Trade volume leap reflects mainland interest in nation's natural wealth
For investors, South America can present a confusing mass of options. Once hindered by fragile currencies and military dictatorships, much of the region is now on track for rapid growth, propelled by a free trade bloc and an underlying commitment to economic and social reform.
Analysts speculate that Latin America may be on the verge of realising the economic promise locked within its abundant mineral resources and large consumer markets.
Among the emerging success stories, Chile appears an early runner along the path to reform, and is actively seeking foreign investment, especially in the mining and resource industry, said Consul-General Fernando Perez Egert.
Touching on the country's trade relationship with Asia, Mr Perez invited Hong Kong and mainland investors to look at the joint venture opportunities in Chile's resource sector.
He said a natural synergy existed between the trade partners, as China imports substantial amounts of semi- refined copper ore, along with iron, lithium and other minerals.
'The mainland is enthusiastic about participating in the mining in dustry in Chile,' said Mr Perez, pointing out that two-way trade with China has jumped from US$200 million in 1995 to US$1.2 billion in 1999. 'In the past, mainland investors made contacts with the Chilean mining sector and the state-owned mining company, Corporacion Nacional del Cobre de Chile.'
It is easy to understand why Chilean officials are keen to boost resource development. Chile stretches from the southern border of Peru along 6,435 kilometres of coastline to Cape Horn, encompassing a vast range of geographical regions ranging from the Atacama Desert, some of the highest summits of the Andes, and the barren wasteland of the southern Antarctica. Developing the country's resource base - which includes precious metals, petroleum and natural gas, and rich minerals deposits - would enhance economic development in the poorer areas.

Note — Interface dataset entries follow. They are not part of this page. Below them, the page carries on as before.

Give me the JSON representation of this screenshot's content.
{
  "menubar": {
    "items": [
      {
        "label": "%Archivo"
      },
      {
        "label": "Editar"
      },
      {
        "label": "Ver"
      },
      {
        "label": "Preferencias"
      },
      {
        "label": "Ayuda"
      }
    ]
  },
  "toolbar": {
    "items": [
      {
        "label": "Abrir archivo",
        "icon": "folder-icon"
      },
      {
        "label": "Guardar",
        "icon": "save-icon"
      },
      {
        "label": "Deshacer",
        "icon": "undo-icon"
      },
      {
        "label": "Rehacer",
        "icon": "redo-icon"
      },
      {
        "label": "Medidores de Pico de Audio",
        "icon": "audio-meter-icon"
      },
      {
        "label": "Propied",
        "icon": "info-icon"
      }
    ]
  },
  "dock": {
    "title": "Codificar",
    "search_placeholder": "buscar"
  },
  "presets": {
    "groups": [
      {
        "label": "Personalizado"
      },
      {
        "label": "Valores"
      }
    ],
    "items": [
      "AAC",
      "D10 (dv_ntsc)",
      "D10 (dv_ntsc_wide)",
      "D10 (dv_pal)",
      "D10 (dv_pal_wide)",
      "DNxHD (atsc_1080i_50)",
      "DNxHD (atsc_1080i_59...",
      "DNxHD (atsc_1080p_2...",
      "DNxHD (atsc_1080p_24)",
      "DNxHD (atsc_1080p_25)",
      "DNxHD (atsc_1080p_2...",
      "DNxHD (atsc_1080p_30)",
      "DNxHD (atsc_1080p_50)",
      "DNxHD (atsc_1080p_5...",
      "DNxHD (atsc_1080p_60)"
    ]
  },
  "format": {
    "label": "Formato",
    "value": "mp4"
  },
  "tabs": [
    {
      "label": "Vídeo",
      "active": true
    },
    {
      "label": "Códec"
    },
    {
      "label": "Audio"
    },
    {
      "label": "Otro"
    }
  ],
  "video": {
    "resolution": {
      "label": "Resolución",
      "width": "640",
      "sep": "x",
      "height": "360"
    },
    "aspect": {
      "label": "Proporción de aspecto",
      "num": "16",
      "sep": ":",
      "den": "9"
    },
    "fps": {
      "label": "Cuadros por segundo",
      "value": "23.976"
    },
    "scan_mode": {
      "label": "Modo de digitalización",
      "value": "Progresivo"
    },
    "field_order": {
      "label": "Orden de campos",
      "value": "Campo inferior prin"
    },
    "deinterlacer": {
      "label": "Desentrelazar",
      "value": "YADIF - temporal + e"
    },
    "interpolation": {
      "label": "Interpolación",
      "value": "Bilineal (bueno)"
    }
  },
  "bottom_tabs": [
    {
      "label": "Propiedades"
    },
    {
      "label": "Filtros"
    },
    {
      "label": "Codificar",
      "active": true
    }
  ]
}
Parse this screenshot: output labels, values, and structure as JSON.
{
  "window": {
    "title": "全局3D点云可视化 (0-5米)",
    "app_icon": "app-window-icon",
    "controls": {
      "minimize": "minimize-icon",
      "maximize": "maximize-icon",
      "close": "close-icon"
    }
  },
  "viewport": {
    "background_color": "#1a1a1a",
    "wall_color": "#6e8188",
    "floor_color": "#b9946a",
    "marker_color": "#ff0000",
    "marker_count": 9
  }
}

The mining sector accounts for up to 40 per cent of all exports. A third of Chilean trade arrives on Asian shores, with Japan, South Korea and China as the largest importers.
Through its membership in the Asia Pacific Economic Cooperation (Apec) group, Chile enjoys trade privileges with many Asian nations. Major resource exports to China include wood, pulp, fertiliser and chemicals. In the global market, Chile is a major food exporter, supplying large quantities of fruit and vegetables, fish, livestock and processed foods. The country is especially well positioned to export fresh fruit and vegetables to northern hemisphere countries as Chile's growing season coincides with winter in the north.
Mr Perez, who assumed responsibil ities as Consul-General to Hong Kong in May, said he had been working at diplomatic levels to enhance the relationship between Hong Kong and Chile. Efforts have focused on preparing an air services agreement to permit landing rights to national airlines, and a legal co-operation agreement that would allow criminals to serve prison sentences in their country of origin.
'We are working hard to create a good framework for our relationship with Hong Kong,' said Mr Perez, adding that citizens in both countries enjoy visa-free travel. 'We strive to make better links, as there is no existing air agreement. The idea is to improve bilateral air links because there's a huge demand for direct cargo access.'
Mr Perez said he was also seeking to negotiate tax relaxation for the shipping industry and establish direct container cargo links to China.
'We maintain a dialogue with mainland authorities to avoid taxation of shipping transport,' Mr Perez said.
'Shipping movement between both sides is becoming important.'
Mr Perez points out that one of Chile's largest shipping companies, Compania Sud Americana de Vapores (CSAV), recently moved its regional headquarters from Tokyo to Hong Kong in August. The move will promote Hong Kong as a strategic distribution centre to service the export boom when China enters the WTO.
Explaining why Chile is not a member of the Mercosur - the free customs union agreement linking Uruguay, Brazil, Argentina and Paraguay, Mr Perez said Chile already enjoyed lower trade tariffs than those proposed under the trade bloc.
To promote Chile's regional trade interests, the government has launched a strategy to negotiate bilateral agreements on a country-by-country basis.
'We started to open our markets many years ago ,' Mr Perez said. 'We are working very hard, and taking part in all the free trade discussions. We believe that if trade becomes more free, the standard of living will improve.'
Mr Perez said Chile will take part in talks to join the proposed 34-nation Free Trade Area of the Americas (FTTA), which seeks to unite the Americas under a hemisphere-wide trading bloc.